Thank you for reading this post. I hope it helps you with your gardening needs. I’ve listed some tools below that can help you with container gardening. These are affiliate links so I’ll earn a commission if you use them.
Gardening Gloves – I find the Pine Tree Tools Bamboo Gardening Gloves really good for both men and women. It’s made from bamboo so helps absorb perspiration. They are also comfortable and fit very well.
Containers – You know picking the right container is crucial for your container gardening. I’ve written a detailed post on the best containers you can choose from. If you’re happy with a plastic container, you can check out the Bloem Saturn Planter.
Watering Can – This is a must-have tool when you’re growing plants in pots or grow bags. It helps to water the potting soil without splashing on the foliage. The Kensington Watering Can is stylish, strong, and can provide precision when watering potted plants.
Trowel – Garden Guru Trowel is my favorite because it’s durable and comfortable to use. My gardening friends really love having a trowel because they use it for digging soil, mixing fertilizer, moving seeds, leveling out the soil, mixing compost or mulch, and also dividing tubers
Bypass Pruner – I really like the Corona Bypass Pruner because it’s durable and gives a clean cut that helps plants recover faster. If you’re looking for something cheap, get the Fiskars Bypass Pruner that is really good as well.
To see an extensive list of the best container gardening tools gardeners recommend, check out this resource that I made for you.

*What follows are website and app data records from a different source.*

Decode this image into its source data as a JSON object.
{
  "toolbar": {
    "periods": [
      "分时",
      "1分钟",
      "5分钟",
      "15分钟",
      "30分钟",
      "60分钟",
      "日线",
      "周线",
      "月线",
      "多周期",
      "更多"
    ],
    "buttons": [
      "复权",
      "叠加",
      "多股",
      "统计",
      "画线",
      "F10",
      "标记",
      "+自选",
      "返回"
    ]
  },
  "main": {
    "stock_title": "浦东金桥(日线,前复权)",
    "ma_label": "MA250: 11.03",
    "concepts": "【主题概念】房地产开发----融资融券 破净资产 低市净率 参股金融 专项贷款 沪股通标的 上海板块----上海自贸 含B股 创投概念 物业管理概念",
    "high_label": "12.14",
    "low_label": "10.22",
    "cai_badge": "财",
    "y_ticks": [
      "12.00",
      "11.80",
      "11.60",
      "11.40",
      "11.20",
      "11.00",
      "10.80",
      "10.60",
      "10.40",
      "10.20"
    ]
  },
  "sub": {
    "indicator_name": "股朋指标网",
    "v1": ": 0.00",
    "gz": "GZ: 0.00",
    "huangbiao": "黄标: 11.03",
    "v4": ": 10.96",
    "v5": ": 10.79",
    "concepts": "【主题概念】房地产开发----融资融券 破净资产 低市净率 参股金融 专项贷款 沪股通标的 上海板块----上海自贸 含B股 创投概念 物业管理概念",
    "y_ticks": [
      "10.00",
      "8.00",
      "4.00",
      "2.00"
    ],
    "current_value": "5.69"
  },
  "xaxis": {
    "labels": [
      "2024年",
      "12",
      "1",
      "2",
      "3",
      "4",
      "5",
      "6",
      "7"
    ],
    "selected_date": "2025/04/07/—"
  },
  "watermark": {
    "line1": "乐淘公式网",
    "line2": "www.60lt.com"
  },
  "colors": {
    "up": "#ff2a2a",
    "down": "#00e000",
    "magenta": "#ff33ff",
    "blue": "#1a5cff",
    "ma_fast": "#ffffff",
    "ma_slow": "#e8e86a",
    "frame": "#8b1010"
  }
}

Kevin is the founder of Gardening Mentor, a website that aims to teach people to grow their own food in a limited space. As a self-taught gardener, Kevin has spent several years growing plants and creating gardening content on the website. He is certified in Home Horticulture and Organic Gardening by expert gardeners from Oregon State University.